On the way to Elkhart Lake, Wisc., you can pick up polka music on the car radio. You will see signs for Sheboygan and Johnsonville — of bratwurst fame — and you will see more barns and grain silos than actual people.
But when you get to Road America, you won’t mind polka music at all, and you’ll probably get a hankering for some cheese.
NASA Midwest and Great Lakes played host to the Central Region and even a few racers from the Rocky Mountain Region August 1-3 for some great racing at one of America’s premier racetracks.
Great Lakes and Midwest Regional Director Jay Andrew even welcomed guests from the Pirelli Porsche GT3 Cup series and some professional IMSA drivers warming up for the pro races the following weekend.
“This is a big event at a legacy track, and it took a lot to put this together,” Andrew said. “We had do to a lot of planning. We were doing promotion far in advance of what we do for other events to get word out about this weekend.”
It must have worked because the paddock was full, with about 250 HPDE, TT and racecars on hand to tackle Road America’s 4-mile-long, 14-turn road circuit.
Road America’s history is similar to that of Watkins Glen. In the early 1950s, the town of Elkhart Lake staged sports car races on the streets in and around the lake itself. Eventually, the state legislature banned racing on public roads, which prompted a group of local citizens to build a permanent racecourse in Elkhart Lake. The brainchild of a local highway engineer named Clif Tufte, Road America opened in April 1955.
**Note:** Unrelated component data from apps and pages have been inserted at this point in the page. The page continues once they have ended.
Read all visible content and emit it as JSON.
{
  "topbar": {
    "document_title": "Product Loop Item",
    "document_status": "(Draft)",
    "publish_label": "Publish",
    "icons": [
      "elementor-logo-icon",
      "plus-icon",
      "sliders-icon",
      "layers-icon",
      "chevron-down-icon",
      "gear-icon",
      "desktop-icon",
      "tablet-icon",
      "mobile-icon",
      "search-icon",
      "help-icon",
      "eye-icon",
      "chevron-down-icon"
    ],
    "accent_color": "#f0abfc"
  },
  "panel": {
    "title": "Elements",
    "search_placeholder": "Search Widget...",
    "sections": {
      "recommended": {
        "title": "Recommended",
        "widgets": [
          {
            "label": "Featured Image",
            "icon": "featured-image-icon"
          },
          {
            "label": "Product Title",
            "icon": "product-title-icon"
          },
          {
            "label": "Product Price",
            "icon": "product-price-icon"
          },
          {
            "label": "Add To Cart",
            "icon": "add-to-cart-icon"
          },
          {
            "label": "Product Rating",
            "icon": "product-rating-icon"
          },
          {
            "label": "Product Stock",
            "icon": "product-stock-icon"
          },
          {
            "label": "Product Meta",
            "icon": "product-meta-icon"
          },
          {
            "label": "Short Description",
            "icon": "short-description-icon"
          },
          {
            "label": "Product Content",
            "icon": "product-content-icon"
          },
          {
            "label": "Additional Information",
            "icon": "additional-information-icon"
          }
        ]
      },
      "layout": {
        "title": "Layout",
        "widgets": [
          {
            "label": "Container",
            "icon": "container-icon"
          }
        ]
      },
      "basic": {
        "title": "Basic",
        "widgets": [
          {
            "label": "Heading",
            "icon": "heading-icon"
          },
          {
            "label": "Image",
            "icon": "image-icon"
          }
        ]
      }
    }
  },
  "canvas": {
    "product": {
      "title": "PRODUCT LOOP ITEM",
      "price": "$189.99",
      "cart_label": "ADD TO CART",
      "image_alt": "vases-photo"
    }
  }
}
The track itself is essentially the same as when it opened 59 years ago, but the grounds and facilities have seen numerous improvements over the years. Road America attracts some 800,000 visitors a year and generates more than $100 million annually.
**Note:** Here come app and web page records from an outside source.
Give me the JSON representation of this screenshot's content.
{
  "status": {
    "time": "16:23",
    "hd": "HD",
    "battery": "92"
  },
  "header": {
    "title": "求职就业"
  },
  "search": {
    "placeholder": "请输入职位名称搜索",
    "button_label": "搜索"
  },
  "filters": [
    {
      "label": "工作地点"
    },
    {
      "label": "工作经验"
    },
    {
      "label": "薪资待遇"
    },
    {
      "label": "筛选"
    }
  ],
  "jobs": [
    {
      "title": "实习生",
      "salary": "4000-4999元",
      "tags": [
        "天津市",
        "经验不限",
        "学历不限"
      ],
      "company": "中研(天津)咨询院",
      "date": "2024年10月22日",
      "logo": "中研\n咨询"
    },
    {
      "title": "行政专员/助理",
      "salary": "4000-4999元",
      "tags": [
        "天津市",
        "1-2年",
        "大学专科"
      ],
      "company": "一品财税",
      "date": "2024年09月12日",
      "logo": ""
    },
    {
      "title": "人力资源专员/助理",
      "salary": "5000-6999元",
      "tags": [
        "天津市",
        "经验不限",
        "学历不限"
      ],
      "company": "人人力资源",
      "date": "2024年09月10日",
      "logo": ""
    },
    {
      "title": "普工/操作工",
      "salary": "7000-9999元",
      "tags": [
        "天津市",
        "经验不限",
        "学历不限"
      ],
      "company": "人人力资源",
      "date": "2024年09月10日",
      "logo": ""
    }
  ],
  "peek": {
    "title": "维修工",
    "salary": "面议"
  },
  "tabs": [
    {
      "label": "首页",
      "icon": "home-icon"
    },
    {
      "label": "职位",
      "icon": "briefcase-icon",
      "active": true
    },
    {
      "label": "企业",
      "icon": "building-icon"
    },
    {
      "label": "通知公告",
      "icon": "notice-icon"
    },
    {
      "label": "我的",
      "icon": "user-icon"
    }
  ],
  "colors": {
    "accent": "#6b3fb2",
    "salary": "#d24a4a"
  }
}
NASA competitors were eager to take on this track, with its deadly fast “kink” and the brake-burning turns 5 and 12, also known as Canada Corner.
“We’ve been here in the past in the early spring and late in October when the weather was not very predictable with a lot fewer cars and drivers. The first weekend of August has a lot to do with the success here,” Andrew said. “We never had the opportunity to have dates at this time of year at this track. They never offered them to us, so we jumped on that, and we’ll try to make it a regular thing. The more times you have a successful event on the same date, the more people get used to it, especially at a legacy track like this.”
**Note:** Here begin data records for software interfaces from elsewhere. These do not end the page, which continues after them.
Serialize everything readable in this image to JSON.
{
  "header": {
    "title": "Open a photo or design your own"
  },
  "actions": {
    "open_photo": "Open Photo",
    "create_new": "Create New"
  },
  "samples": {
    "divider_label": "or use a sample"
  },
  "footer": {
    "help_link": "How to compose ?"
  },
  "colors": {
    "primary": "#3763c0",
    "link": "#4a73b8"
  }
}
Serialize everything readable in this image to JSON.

At the end of the day, when the sun began to set, barbecues filled the air with the smell of simmering sausage and bratwurst. The delicious local brews flowed — and if you set your car radio just right, you could tune in to some polka music.